A member of the royal family descended from the union of the Welsh Squire Owen Tudor (d.1461) and Henry V's widow Catherine of Valois. Tudor refers to the period of English history from 1485 to 1603 when the nation's monarchs were descended from Owen Tudor and Queen Catherine (1401-1437) widow of King Henry V.
Tudor line of English monarchs included Henry VIII (1491-1547) famous for his six marriages and the establishment of Protestantism in England and for strengthening the central power of the state. The greatest of the tudor monarchs, and the last, was Elizabeth I (1533-1603), Henry's daughter who ascended the throne in 1558 and during her 45 year reign modernized the English state administration, rationalized public finance and further strengthened central government.
These achievements established conditions where trade and commerce could rapidly expand and created some of the early foundations for the age of exploration and the industrial revolution. Tudoresque - characteristic of the Tudor period in Tudor style, or resembling the Tudor style.

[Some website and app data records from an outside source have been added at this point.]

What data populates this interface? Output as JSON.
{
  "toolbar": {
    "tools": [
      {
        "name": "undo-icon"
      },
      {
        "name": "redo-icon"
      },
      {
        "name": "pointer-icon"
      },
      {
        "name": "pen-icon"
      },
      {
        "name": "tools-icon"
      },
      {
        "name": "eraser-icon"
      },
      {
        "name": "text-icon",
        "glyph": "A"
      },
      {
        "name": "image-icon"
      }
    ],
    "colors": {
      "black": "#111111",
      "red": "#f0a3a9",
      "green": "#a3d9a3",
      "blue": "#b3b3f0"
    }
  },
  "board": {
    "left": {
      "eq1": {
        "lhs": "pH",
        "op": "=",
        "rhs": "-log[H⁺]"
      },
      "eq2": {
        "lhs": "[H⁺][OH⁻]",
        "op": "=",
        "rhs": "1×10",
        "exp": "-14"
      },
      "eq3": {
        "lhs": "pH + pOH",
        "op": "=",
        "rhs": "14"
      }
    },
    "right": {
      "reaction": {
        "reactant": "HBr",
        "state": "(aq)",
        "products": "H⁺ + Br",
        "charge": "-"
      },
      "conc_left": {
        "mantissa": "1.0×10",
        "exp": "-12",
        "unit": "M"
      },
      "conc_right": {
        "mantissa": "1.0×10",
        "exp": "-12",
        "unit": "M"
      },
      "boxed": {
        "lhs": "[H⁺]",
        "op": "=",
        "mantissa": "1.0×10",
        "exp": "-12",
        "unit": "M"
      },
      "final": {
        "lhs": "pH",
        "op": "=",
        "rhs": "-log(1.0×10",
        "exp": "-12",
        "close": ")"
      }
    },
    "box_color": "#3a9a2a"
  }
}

A style of architecture prevalent under monarchs of the house of Tudor characterized particularly by half-timbering and appropriate decoration.